Alex Krizhevsky is a Ukrainian-born Canadian computer scientist most noted for his work on artificial neural networks and deep learning. In 2012, Krizhevsky, Ilya Sutskever and their PhD advisor Geoffrey Hinton, at the University of Toronto,[1] developed a powerful visual-recognition network AlexNet using only two GeForce NVIDIA GPU cards.[2] This revolutionized research in neural networks. Previously neural networks were trained on CPUs. The transition to GPUs opened the way to the development of advanced AI models.[2] AlexNet won the ImageNet challenge in 2012. Krizhevsky and Sutskever sold their startup, DNN Research Inc., to Google, shortly after winning the contest. Krizhevsky left Google in September 2017 after losing interest in the work, to work at the company Dessa in support of new deep-learning techniques.[1] Many of his numerous papers on machine learning and computer vision are frequently cited by other researchers.[3] He is also the main author of the CIFAR-10 and CIFAR-100 datasets.[4][5]

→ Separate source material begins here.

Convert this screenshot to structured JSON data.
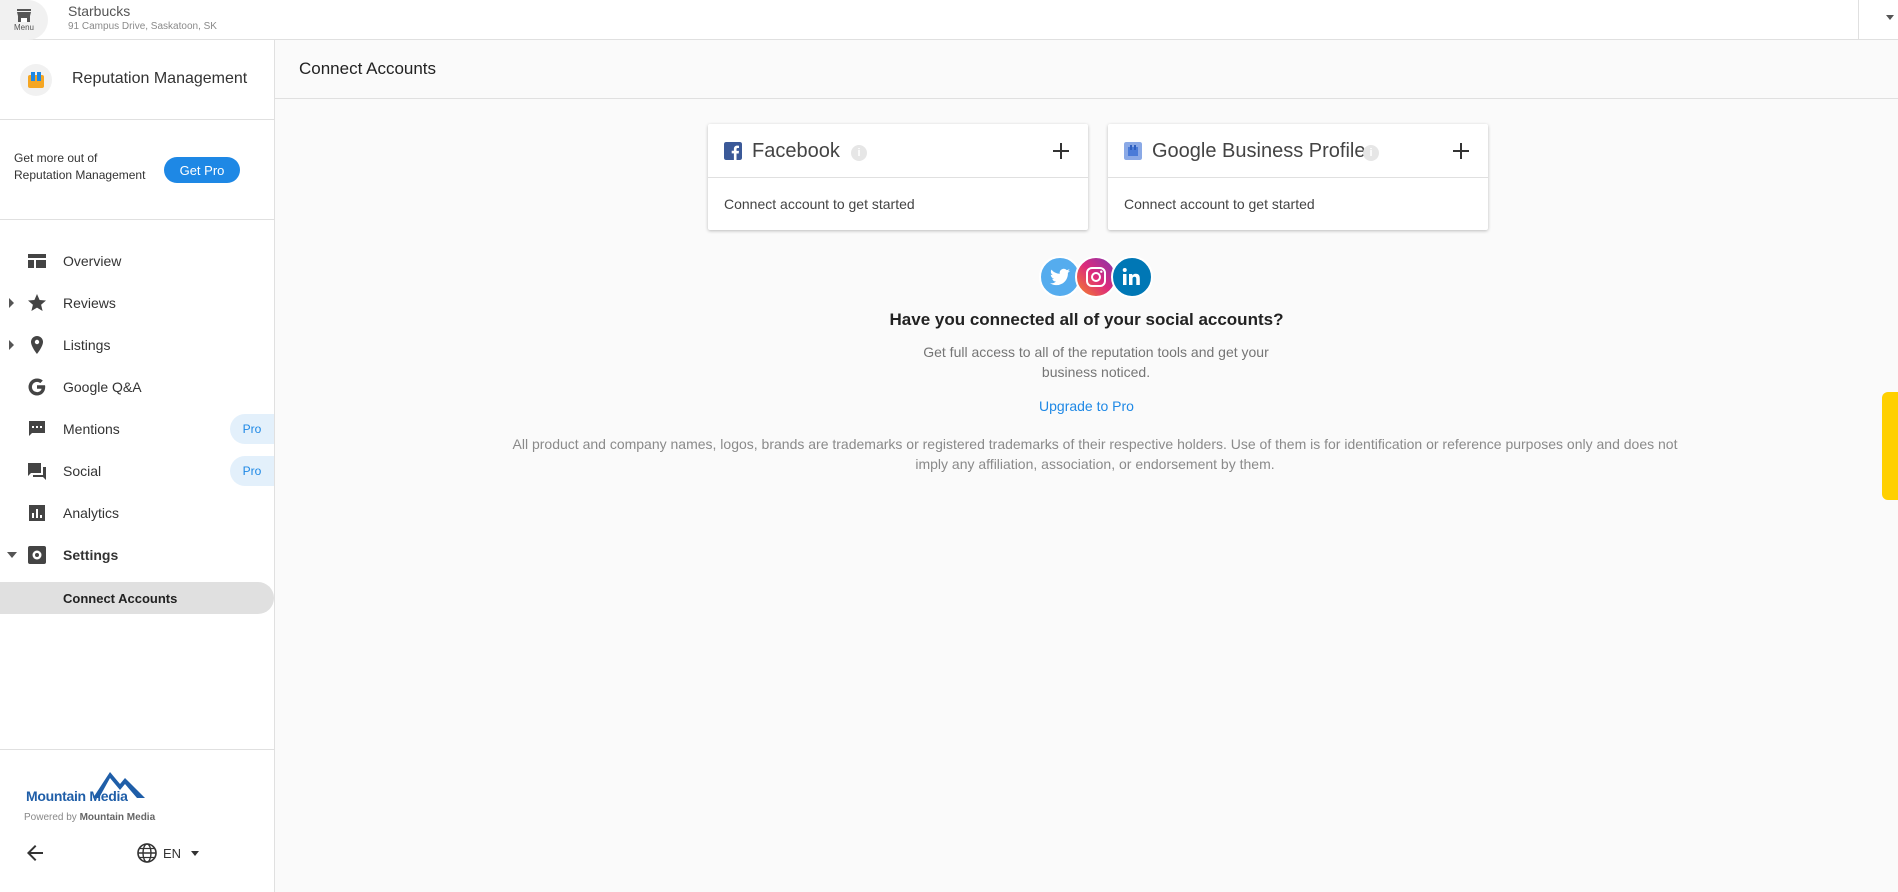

  1. ^ a b Gershgorn, Dave (18 June 2018). "The inside story of how AI got good enough to dominate Silicon Valley". Quartz. Retrieved 23 February 2021.
  2. ^ a b Witt, Stephen (27 November 2023). "How Jensen Huang's Nvidia Is Powering the A.I. Revolution". The New Yorker. Retrieved 24 December 2023.
  3. ^ "Alex Krizhevsky". Google Scholar Citations.
  4. ^ "CIFAR-10 and CIFAR-100 datasets". Retrieved 7 March 2021.
  5. ^ Krizhevsky, Alex (2009), Learning multiple layers of features from tiny images (PDF), CiteSeerX, S2CID 18268744